“The viniyoga of Yoga is a process rather than just a collection of techniques.”

Complete in themselves they explore Yoga Practice, Theory, Psychology and Philosophy by focusing on supporting a developmental structure for our Practice and Study and, if relevant, future Professional Training.

What is the relationship between training as a Yoga Student and training as a Yoga Teacher?

Firstly -

a comprehensive range of Workshop and Course Study Modules are being offered through which the student can progressively explore all aspects Yoga Practice and Yoga Study. Furthermore each module is complete in itself and they are all designed for Yoga students without any obligation or need to simultaneously train as a Yoga teacher.

“Training to learn how to teach Yoga is not the same as training to learn how to practice & study Yoga.”

This is unusual these days, as normally to access such a breadth and depth of Yoga training a student would need to undertake a Yoga Teacher Training Course. It also increasingly appears these days that around teacher training courses we are even seeing a burgeoning of ‘fast track’ priorities to accumulate prospective trainees, thus further reducing the options and especially time, amidst our many other life commitments, for a deeper learning as a student prior to undertaking training as a prospective Yoga teacher.

Secondly -

though the Yoga Practice and Study Modules would obviously enhance any Yoga Teachers professional skills there is no requirement to teach or to intend to teach Yoga. This is not their primary role. In fact not everybody wants to or actually needs to become a teacher to further their practice and study.

Hence the priorities here are towards personal development and thus teachings and questions are geared towards relating more deeply with our personal practice and study, rather than acquiring knowledge for use when working with others.

These days there is lots of talk on what is involved in training to be a Yoga Teacher,
however little talk on what is involved in training to be a Yoga Student.

Of course I accept, and have personally experienced in a number of situations, that there are those whose priority is on acquiring professional skills or qualifications to teach Yoga. It has even become a career option for school leavers these days, classified alongside Aerobics, Fitness, Personal Trainers, etc.

I also feel that having to simultaneously train as a Yoga teacher alongside moving into exploring Yoga for ourselves can even be detrimental to the development of the students personal relationship with Yoga. There is also the issue of the student often having to proceed into teaching before even completing the learning of the techniques and theory that comprise the different dimensions of practice.

“The more you teach the more you must practice.”
- TKV Desikachar

Being burdened with the pressure, or desire, of being out there drumming up students and having to engage with all the necessary specialist Yoga Teaching and Yoga Therapy skills can create a situation where the students personal developmental focus becomes blurred.

Especially these days with the phenomena of there now being many hundreds of Yoga Teacher Training Courses available, thus increasing competition for both aspiring teachers and available students.

Thirdly -

once we have learnt the skills required to be a student then we can consider, should we wish, adding the necessary teaching and therapy skills to offer Yoga intelligently to others.
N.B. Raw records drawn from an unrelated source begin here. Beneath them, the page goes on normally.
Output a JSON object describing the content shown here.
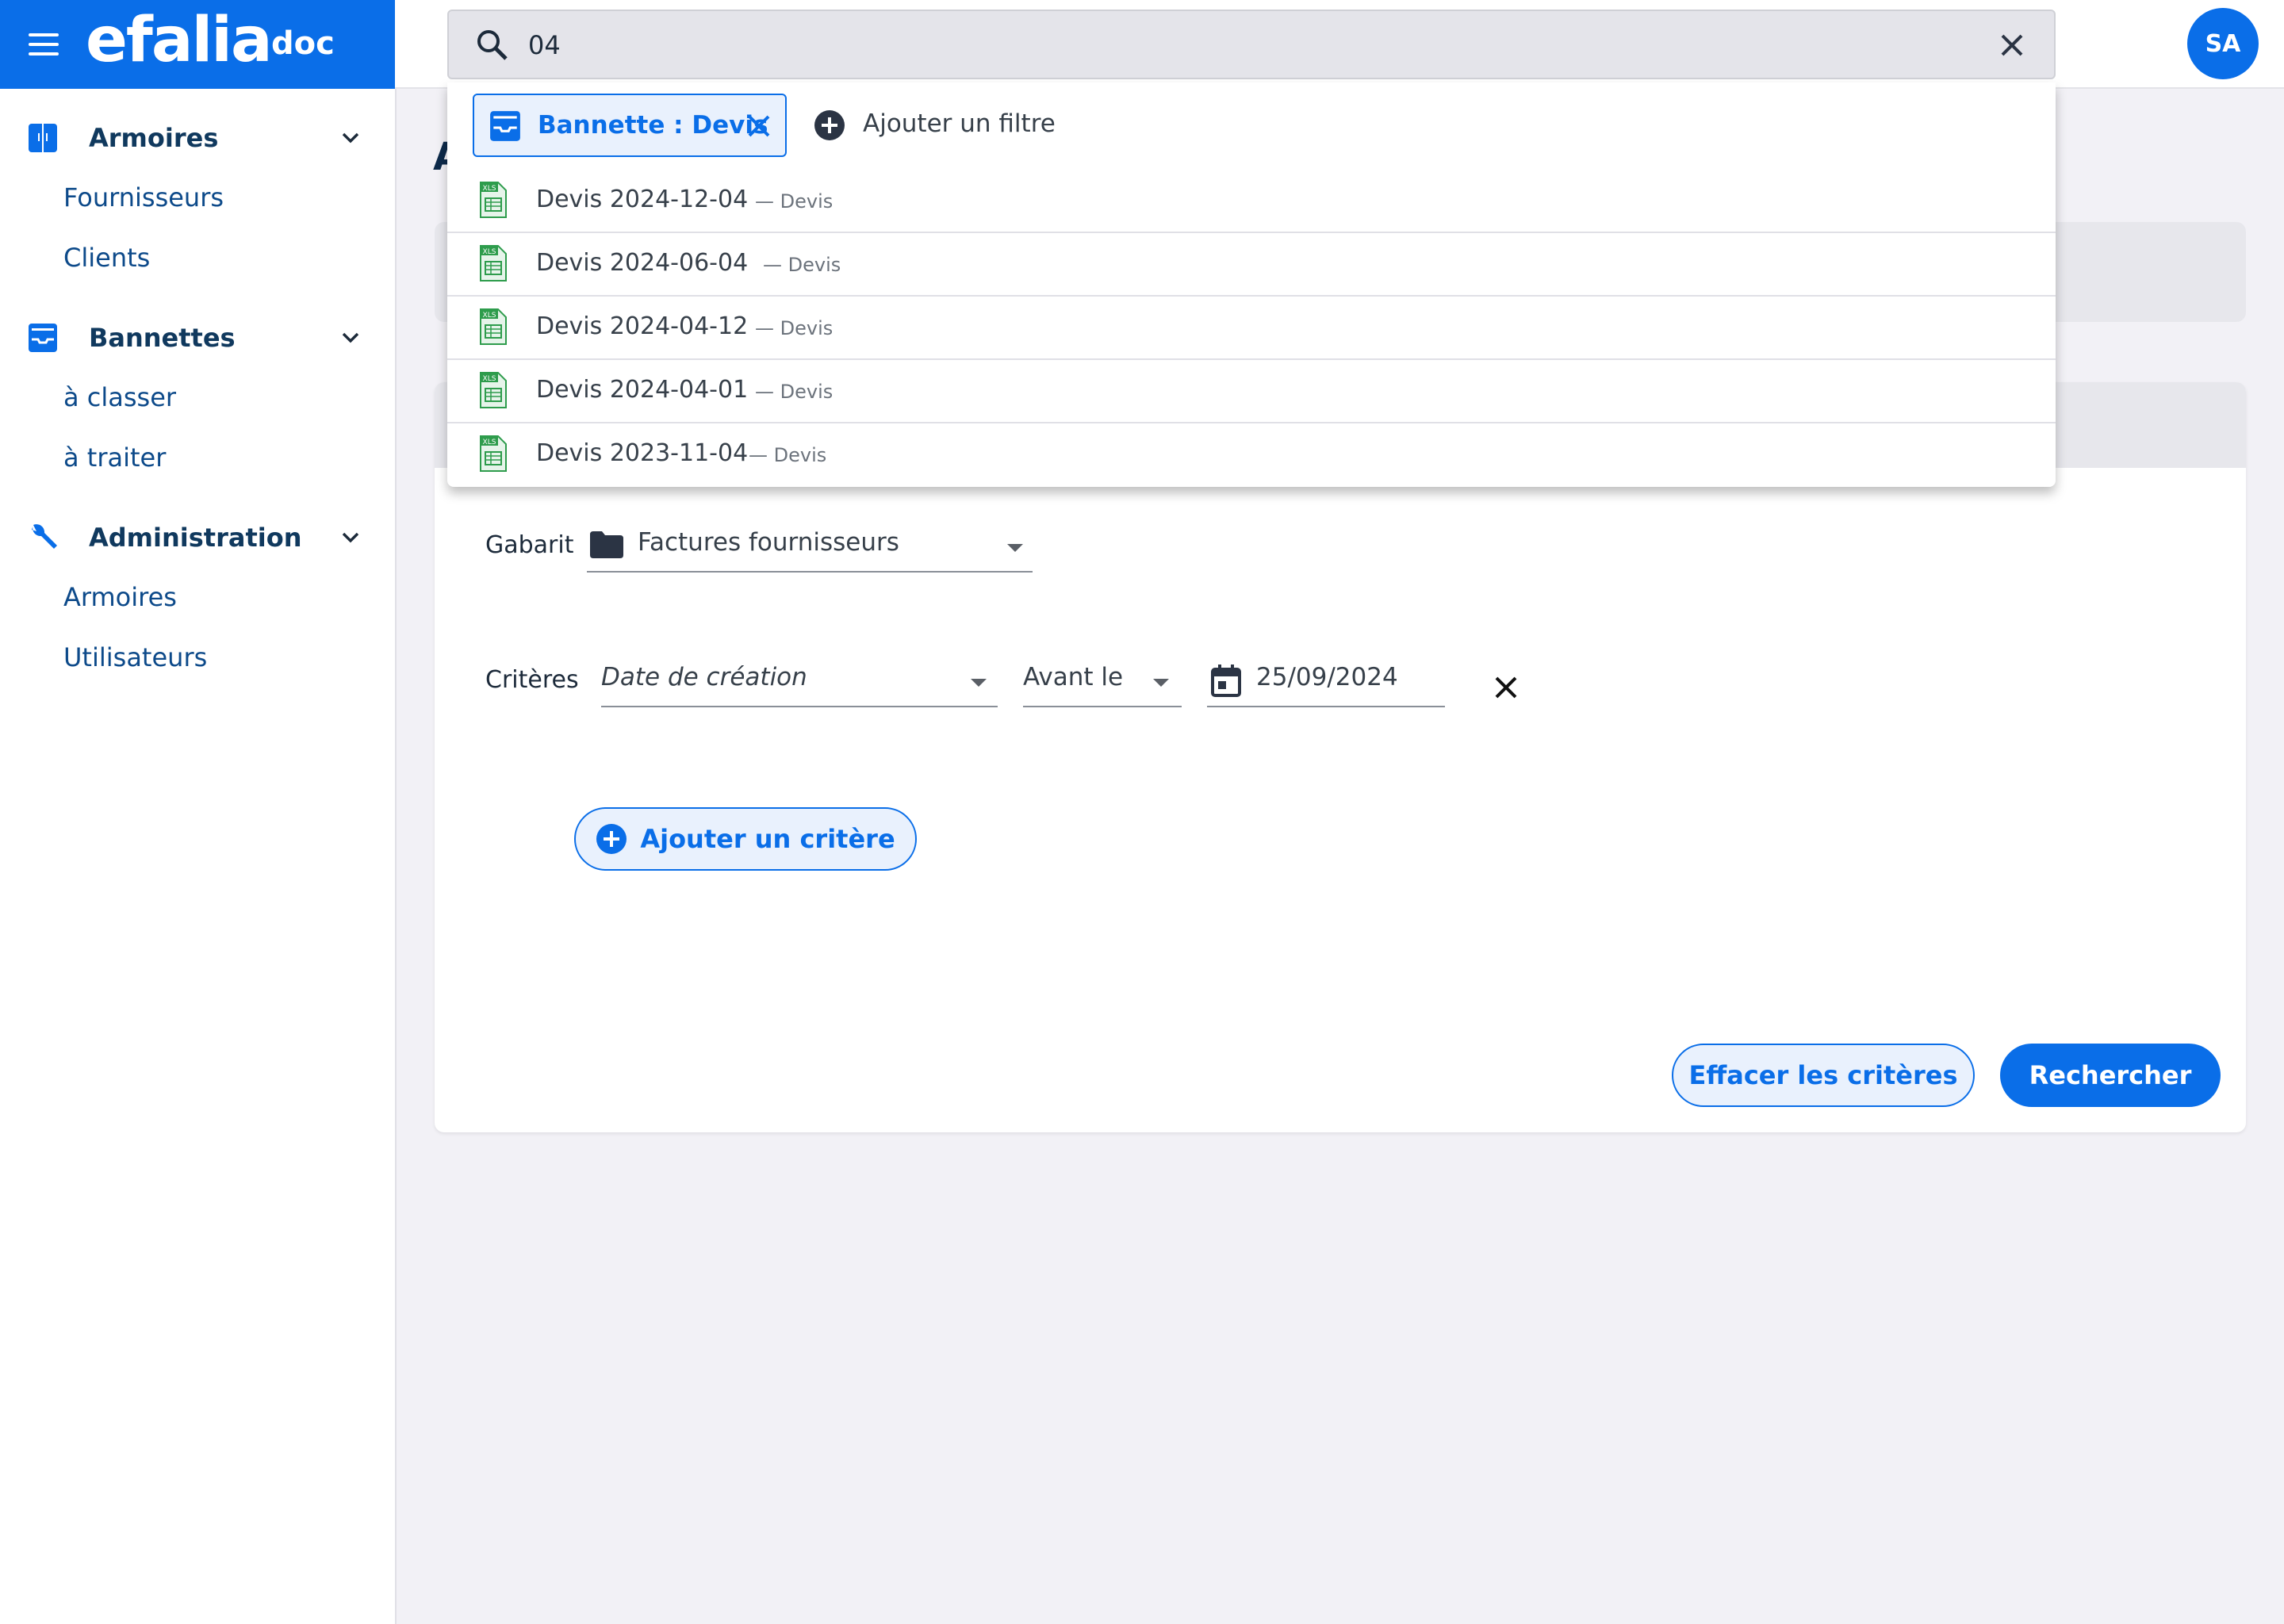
{
  "brand": {
    "logo": "efalia",
    "sub": "doc"
  },
  "search": {
    "value": "04"
  },
  "user": {
    "initials": "SA"
  },
  "dropdown": {
    "chip_label": "Bannette : Devis",
    "add_filter_label": "Ajouter un filtre",
    "results": [
      {
        "name": "Devis 2024-12-04",
        "tag": "— Devis"
      },
      {
        "name": "Devis 2024-06-04",
        "tag": "— Devis"
      },
      {
        "name": "Devis 2024-04-12",
        "tag": "— Devis"
      },
      {
        "name": "Devis 2024-04-01",
        "tag": "— Devis"
      },
      {
        "name": "Devis 2023-11-04",
        "tag": "— Devis"
      }
    ]
  },
  "sidebar": {
    "sections": [
      {
        "label": "Armoires",
        "items": [
          "Fournisseurs",
          "Clients"
        ]
      },
      {
        "label": "Bannettes",
        "items": [
          "à classer",
          "à traiter"
        ]
      },
      {
        "label": "Administration",
        "items": [
          "Armoires",
          "Utilisateurs"
        ]
      }
    ]
  },
  "main": {
    "title_peek": "A",
    "gabarit_label": "Gabarit",
    "gabarit_value": "Factures fournisseurs",
    "criteres_label": "Critères",
    "criteria_field": "Date de création",
    "criteria_op": "Avant le",
    "criteria_date": "25/09/2024",
    "add_criteria_label": "Ajouter un critère",
    "clear_label": "Effacer les critères",
    "search_label": "Rechercher"
  },
  "colors": {
    "accent": "#0a6ee8",
    "background": "#f2f1f6",
    "xls_green": "#2e9c4c"
  }
}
This is where the student interested in the professional aspects of teaching Yoga can undertake training in a Practitioner Programme specifically geared towards adding the application skills for Yoga Teaching and Yoga Therapy.

In other words the Professional Training Modules do not add on any further personal Yoga Practice or Yoga Study skills, instead they are purely focussed on the art of applying what you have learnt to the needs of others within a variety of situations and for a range of conditions. Further information for this Course can be found on the Art of Professional Studies Practitioner Programme Page.

"I believe in getting into hot water; it keeps you clean."
G K Chesterton